**What is expected**:
Restate the records in full, so that each line matches the original exactly.

**Data shown**:
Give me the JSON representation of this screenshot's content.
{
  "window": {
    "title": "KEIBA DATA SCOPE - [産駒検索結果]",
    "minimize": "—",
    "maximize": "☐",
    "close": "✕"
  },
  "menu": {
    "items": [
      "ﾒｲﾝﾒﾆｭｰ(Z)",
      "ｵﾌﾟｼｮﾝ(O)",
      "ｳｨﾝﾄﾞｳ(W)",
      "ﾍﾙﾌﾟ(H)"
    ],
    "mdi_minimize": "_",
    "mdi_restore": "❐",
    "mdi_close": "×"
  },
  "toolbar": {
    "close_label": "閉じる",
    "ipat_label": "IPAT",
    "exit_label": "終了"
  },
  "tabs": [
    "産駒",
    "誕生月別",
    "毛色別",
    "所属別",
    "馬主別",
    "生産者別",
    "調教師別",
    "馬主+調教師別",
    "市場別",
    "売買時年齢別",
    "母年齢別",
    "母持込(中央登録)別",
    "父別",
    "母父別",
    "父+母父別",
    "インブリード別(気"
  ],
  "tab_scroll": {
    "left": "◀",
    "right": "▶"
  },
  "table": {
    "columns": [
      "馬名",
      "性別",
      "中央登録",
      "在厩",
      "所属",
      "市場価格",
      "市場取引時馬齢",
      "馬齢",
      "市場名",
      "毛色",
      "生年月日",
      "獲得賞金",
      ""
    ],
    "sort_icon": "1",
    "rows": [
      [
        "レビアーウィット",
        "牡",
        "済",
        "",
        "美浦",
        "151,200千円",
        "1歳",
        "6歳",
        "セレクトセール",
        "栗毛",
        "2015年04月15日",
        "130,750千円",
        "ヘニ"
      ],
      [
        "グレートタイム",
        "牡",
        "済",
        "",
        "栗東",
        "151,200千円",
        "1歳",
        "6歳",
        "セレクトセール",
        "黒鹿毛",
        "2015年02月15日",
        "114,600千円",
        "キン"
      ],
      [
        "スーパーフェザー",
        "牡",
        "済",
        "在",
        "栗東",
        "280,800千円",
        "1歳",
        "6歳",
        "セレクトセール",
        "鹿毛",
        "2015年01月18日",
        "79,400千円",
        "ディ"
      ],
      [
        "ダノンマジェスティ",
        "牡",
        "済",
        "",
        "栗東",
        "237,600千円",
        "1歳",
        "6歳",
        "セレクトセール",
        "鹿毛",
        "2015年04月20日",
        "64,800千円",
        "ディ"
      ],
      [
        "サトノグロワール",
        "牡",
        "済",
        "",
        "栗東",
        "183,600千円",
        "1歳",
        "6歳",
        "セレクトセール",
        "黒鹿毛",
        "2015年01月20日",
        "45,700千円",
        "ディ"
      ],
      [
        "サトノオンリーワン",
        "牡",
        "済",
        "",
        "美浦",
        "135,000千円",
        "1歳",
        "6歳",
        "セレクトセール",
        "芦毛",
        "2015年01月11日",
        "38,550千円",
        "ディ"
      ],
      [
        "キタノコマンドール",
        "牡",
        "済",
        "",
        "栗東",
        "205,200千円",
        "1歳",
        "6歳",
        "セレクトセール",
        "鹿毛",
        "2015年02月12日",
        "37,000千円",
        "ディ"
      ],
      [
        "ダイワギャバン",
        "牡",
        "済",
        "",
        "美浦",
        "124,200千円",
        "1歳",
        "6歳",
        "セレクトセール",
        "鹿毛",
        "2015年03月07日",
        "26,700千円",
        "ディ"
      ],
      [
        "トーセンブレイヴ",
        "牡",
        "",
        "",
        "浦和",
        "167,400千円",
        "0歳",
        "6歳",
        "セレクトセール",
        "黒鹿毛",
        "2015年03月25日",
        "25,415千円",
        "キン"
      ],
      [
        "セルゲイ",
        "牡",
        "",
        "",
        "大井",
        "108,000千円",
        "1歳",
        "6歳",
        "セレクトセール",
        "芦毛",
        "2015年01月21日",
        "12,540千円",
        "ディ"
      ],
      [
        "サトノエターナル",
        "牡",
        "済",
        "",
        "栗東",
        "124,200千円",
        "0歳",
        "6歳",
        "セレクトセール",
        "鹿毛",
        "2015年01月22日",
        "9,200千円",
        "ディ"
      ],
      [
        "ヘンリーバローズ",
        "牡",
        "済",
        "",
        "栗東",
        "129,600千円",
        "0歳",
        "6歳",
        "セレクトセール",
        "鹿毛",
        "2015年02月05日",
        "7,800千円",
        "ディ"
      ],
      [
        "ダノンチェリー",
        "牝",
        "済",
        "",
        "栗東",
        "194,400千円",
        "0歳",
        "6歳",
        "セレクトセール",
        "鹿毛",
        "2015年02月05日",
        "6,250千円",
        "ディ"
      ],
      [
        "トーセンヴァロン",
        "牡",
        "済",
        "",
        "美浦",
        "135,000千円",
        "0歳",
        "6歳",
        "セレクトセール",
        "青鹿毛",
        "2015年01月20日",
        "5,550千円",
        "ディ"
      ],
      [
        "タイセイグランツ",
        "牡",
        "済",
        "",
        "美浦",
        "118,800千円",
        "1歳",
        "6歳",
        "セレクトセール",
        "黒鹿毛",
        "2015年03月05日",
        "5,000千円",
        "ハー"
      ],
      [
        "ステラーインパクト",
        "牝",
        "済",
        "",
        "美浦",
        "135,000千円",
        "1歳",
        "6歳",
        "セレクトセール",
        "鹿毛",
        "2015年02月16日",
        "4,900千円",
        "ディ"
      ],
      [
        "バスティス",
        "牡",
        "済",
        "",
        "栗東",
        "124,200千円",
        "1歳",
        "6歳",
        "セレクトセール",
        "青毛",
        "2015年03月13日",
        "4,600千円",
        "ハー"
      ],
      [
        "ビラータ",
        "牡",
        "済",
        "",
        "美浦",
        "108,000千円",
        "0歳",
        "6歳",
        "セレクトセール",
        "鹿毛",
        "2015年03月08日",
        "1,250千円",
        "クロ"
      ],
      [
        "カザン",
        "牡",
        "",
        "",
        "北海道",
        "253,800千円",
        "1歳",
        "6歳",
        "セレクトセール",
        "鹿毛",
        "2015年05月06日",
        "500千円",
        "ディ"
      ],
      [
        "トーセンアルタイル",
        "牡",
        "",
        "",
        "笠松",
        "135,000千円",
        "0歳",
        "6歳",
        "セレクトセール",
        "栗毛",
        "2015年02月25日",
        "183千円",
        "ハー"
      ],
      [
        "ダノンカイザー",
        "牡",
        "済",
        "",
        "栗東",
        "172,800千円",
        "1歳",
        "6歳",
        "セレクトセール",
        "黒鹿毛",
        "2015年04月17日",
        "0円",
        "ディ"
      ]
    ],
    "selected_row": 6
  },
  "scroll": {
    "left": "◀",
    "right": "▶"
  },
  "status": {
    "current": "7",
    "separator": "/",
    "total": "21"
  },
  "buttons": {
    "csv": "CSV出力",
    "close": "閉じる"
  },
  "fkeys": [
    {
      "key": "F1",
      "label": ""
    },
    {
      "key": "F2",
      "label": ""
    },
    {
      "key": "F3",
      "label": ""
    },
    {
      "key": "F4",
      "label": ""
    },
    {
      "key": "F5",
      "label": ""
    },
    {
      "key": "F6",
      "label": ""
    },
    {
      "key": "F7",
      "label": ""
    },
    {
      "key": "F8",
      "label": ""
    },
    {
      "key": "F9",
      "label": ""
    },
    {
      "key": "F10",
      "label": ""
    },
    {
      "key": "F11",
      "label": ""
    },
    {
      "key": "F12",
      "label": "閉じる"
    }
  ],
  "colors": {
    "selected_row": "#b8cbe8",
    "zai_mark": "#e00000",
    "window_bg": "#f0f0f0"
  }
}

**Your response**:
Give me the JSON representation of this screenshot's content.
{
  "window": {
    "title": "KEIBA DATA SCOPE - [産駒検索結果]",
    "minimize": "—",
    "maximize": "☐",
    "close": "✕"
  },
  "menu": {
    "items": [
      "ﾒｲﾝﾒﾆｭｰ(Z)",
      "ｵﾌﾟｼｮﾝ(O)",
      "ｳｨﾝﾄﾞｳ(W)",
      "ﾍﾙﾌﾟ(H)"
    ],
    "mdi_minimize": "_",
    "mdi_restore": "❐",
    "mdi_close": "×"
  },
  "toolbar": {
    "close_label": "閉じる",
    "ipat_label": "IPAT",
    "exit_label": "終了"
  },
  "tabs": [
    "産駒",
    "誕生月別",
    "毛色別",
    "所属別",
    "馬主別",
    "生産者別",
    "調教師別",
    "馬主+調教師別",
    "市場別",
    "売買時年齢別",
    "母年齢別",
    "母持込(中央登録)別",
    "父別",
    "母父別",
    "父+母父別",
    "インブリード別(気"
  ],
  "tab_scroll": {
    "left": "◀",
    "right": "▶"
  },
  "table": {
    "columns": [
      "馬名",
      "性別",
      "中央登録",
      "在厩",
      "所属",
      "市場価格",
      "市場取引時馬齢",
      "馬齢",
      "市場名",
      "毛色",
      "生年月日",
      "獲得賞金",
      ""
    ],
    "sort_icon": "1",
    "rows": [
      [
        "レビアーウィット",
        "牡",
        "済",
        "",
        "美浦",
        "151,200千円",
        "1歳",
        "6歳",
        "セレクトセール",
        "栗毛",
        "2015年04月15日",
        "130,750千円",
        "ヘニ"
      ],
      [
        "グレートタイム",
        "牡",
        "済",
        "",
        "栗東",
        "151,200千円",
        "1歳",
        "6歳",
        "セレクトセール",
        "黒鹿毛",
        "2015年02月15日",
        "114,600千円",
        "キン"
      ],
      [
        "スーパーフェザー",
        "牡",
        "済",
        "在",
        "栗東",
        "280,800千円",
        "1歳",
        "6歳",
        "セレクトセール",
        "鹿毛",
        "2015年01月18日",
        "79,400千円",
        "ディ"
      ],
      [
        "ダノンマジェスティ",
        "牡",
        "済",
        "",
        "栗東",
        "237,600千円",
        "1歳",
        "6歳",
        "セレクトセール",
        "鹿毛",
        "2015年04月20日",
        "64,800千円",
        "ディ"
      ],
      [
        "サトノグロワール",
        "牡",
        "済",
        "",
        "栗東",
        "183,600千円",
        "1歳",
        "6歳",
        "セレクトセール",
        "黒鹿毛",
        "2015年01月20日",
        "45,700千円",
        "ディ"
      ],
      [
        "サトノオンリーワン",
        "牡",
        "済",
        "",
        "美浦",
        "135,000千円",
        "1歳",
        "6歳",
        "セレクトセール",
        "芦毛",
        "2015年01月11日",
        "38,550千円",
        "ディ"
      ],
      [
        "キタノコマンドール",
        "牡",
        "済",
        "",
        "栗東",
        "205,200千円",
        "1歳",
        "6歳",
        "セレクトセール",
        "鹿毛",
        "2015年02月12日",
        "37,000千円",
        "ディ"
      ],
      [
        "ダイワギャバン",
        "牡",
        "済",
        "",
        "美浦",
        "124,200千円",
        "1歳",
        "6歳",
        "セレクトセール",
        "鹿毛",
        "2015年03月07日",
        "26,700千円",
        "ディ"
      ],
      [
        "トーセンブレイヴ",
        "牡",
        "",
        "",
        "浦和",
        "167,400千円",
        "0歳",
        "6歳",
        "セレクトセール",
        "黒鹿毛",
        "2015年03月25日",
        "25,415千円",
        "キン"
      ],
      [
        "セルゲイ",
        "牡",
        "",
        "",
        "大井",
        "108,000千円",
        "1歳",
        "6歳",
        "セレクトセール",
        "芦毛",
        "2015年01月21日",
        "12,540千円",
        "ディ"
      ],
      [
        "サトノエターナル",
        "牡",
        "済",
        "",
        "栗東",
        "124,200千円",
        "0歳",
        "6歳",
        "セレクトセール",
        "鹿毛",
        "2015年01月22日",
        "9,200千円",
        "ディ"
      ],
      [
        "ヘンリーバローズ",
        "牡",
        "済",
        "",
        "栗東",
        "129,600千円",
        "0歳",
        "6歳",
        "セレクトセール",
        "鹿毛",
        "2015年02月05日",
        "7,800千円",
        "ディ"
      ],
      [
        "ダノンチェリー",
        "牝",
        "済",
        "",
        "栗東",
        "194,400千円",
        "0歳",
        "6歳",
        "セレクトセール",
        "鹿毛",
        "2015年02月05日",
        "6,250千円",
        "ディ"
      ],
      [
        "トーセンヴァロン",
        "牡",
        "済",
        "",
        "美浦",
        "135,000千円",
        "0歳",
        "6歳",
        "セレクトセール",
        "青鹿毛",
        "2015年01月20日",
        "5,550千円",
        "ディ"
      ],
      [
        "タイセイグランツ",
        "牡",
        "済",
        "",
        "美浦",
        "118,800千円",
        "1歳",
        "6歳",
        "セレクトセール",
        "黒鹿毛",
        "2015年03月05日",
        "5,000千円",
        "ハー"
      ],
      [
        "ステラーインパクト",
        "牝",
        "済",
        "",
        "美浦",
        "135,000千円",
        "1歳",
        "6歳",
        "セレクトセール",
        "鹿毛",
        "2015年02月16日",
        "4,900千円",
        "ディ"
      ],
      [
        "バスティス",
        "牡",
        "済",
        "",
        "栗東",
        "124,200千円",
        "1歳",
        "6歳",
        "セレクトセール",
        "青毛",
        "2015年03月13日",
        "4,600千円",
        "ハー"
      ],
      [
        "ビラータ",
        "牡",
        "済",
        "",
        "美浦",
        "108,000千円",
        "0歳",
        "6歳",
        "セレクトセール",
        "鹿毛",
        "2015年03月08日",
        "1,250千円",
        "クロ"
      ],
      [
        "カザン",
        "牡",
        "",
        "",
        "北海道",
        "253,800千円",
        "1歳",
        "6歳",
        "セレクトセール",
        "鹿毛",
        "2015年05月06日",
        "500千円",
        "ディ"
      ],
      [
        "トーセンアルタイル",
        "牡",
        "",
        "",
        "笠松",
        "135,000千円",
        "0歳",
        "6歳",
        "セレクトセール",
        "栗毛",
        "2015年02月25日",
        "183千円",
        "ハー"
      ],
      [
        "ダノンカイザー",
        "牡",
        "済",
        "",
        "栗東",
        "172,800千円",
        "1歳",
        "6歳",
        "セレクトセール",
        "黒鹿毛",
        "2015年04月17日",
        "0円",
        "ディ"
      ]
    ],
    "selected_row": 6
  },
  "scroll": {
    "left": "◀",
    "right": "▶"
  },
  "status": {
    "current": "7",
    "separator": "/",
    "total": "21"
  },
  "buttons": {
    "csv": "CSV出力",
    "close": "閉じる"
  },
  "fkeys": [
    {
      "key": "F1",
      "label": ""
    },
    {
      "key": "F2",
      "label": ""
    },
    {
      "key": "F3",
      "label": ""
    },
    {
      "key": "F4",
      "label": ""
    },
    {
      "key": "F5",
      "label": ""
    },
    {
      "key": "F6",
      "label": ""
    },
    {
      "key": "F7",
      "label": ""
    },
    {
      "key": "F8",
      "label": ""
    },
    {
      "key": "F9",
      "label": ""
    },
    {
      "key": "F10",
      "label": ""
    },
    {
      "key": "F11",
      "label": ""
    },
    {
      "key": "F12",
      "label": "閉じる"
    }
  ],
  "colors": {
    "selected_row": "#b8cbe8",
    "zai_mark": "#e00000",
    "window_bg": "#f0f0f0"
  }
}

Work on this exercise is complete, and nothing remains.